● WORK TASK: Pull every line with the word "Enveloping" out of the entries below.

● RAW DATA:

_____

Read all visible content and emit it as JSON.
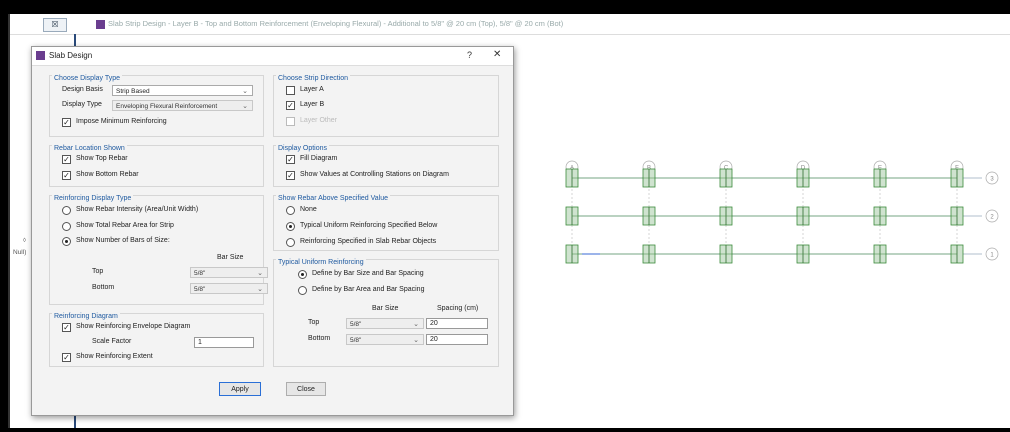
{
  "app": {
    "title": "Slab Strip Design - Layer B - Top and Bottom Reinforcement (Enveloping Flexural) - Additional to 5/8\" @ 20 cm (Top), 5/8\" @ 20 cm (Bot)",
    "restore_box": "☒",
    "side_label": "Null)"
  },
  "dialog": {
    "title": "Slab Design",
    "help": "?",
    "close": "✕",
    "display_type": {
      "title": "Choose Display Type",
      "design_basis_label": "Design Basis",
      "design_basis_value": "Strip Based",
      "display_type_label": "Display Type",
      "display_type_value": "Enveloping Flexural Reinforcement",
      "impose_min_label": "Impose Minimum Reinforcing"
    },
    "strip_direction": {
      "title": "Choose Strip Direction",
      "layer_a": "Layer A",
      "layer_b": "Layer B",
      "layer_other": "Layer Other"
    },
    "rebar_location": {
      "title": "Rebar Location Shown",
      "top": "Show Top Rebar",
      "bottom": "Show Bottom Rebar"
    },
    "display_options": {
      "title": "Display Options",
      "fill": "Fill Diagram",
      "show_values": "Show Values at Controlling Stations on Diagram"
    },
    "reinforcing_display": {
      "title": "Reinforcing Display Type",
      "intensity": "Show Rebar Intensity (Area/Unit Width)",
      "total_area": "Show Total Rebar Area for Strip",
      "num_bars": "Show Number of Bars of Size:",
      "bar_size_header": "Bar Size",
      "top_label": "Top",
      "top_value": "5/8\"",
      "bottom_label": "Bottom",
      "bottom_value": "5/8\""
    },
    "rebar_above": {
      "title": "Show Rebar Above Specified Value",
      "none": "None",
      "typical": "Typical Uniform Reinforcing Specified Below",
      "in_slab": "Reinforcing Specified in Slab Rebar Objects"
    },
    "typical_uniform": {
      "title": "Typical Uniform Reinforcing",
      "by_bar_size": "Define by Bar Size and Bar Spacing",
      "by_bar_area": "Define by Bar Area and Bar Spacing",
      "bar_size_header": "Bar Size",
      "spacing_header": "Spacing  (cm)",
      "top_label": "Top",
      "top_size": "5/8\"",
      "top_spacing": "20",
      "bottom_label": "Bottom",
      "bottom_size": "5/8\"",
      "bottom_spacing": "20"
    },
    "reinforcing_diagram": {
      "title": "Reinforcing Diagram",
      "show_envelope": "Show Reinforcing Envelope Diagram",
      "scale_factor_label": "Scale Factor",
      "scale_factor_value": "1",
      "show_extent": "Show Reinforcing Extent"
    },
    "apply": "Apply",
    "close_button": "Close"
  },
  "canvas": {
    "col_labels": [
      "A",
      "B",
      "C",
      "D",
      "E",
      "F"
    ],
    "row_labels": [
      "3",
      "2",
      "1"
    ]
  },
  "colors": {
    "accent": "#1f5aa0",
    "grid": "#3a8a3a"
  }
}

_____

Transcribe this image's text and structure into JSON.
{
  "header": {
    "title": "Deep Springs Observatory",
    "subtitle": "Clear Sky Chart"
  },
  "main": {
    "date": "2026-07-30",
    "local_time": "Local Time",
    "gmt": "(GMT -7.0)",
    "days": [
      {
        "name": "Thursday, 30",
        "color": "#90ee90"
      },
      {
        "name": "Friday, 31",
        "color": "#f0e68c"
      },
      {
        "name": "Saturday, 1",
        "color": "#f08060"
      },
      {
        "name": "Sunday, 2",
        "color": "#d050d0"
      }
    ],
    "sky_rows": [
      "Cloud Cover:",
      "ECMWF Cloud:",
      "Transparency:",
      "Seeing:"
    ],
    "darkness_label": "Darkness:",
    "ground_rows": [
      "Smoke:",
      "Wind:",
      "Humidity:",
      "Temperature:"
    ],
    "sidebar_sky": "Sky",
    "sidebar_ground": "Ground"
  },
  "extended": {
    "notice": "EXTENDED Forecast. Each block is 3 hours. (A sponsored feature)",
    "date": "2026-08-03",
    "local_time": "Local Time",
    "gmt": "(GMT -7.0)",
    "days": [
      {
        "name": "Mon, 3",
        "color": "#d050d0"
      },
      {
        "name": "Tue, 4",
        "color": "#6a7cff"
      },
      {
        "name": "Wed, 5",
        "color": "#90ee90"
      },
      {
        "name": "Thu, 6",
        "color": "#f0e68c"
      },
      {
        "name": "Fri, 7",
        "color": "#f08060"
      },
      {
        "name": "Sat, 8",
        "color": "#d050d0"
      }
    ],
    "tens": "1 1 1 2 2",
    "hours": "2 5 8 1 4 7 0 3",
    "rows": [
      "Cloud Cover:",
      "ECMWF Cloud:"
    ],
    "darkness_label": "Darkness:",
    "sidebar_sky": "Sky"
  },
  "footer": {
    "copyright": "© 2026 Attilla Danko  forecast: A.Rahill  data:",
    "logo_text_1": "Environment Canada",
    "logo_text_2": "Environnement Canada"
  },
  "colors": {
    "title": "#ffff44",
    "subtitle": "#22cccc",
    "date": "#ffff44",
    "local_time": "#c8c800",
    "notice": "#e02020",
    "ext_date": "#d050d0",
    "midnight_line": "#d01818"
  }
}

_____

● SOLUTION BELOW:
    "title": "Slab Strip Design - Layer B - Top and Bottom Reinforcement (Enveloping Flexural) - Additional to 5/8\" @ 20 cm (Top), 5/8\" @ 20 cm (Bot)",
      "display_type_value": "Enveloping Flexural Reinforcement",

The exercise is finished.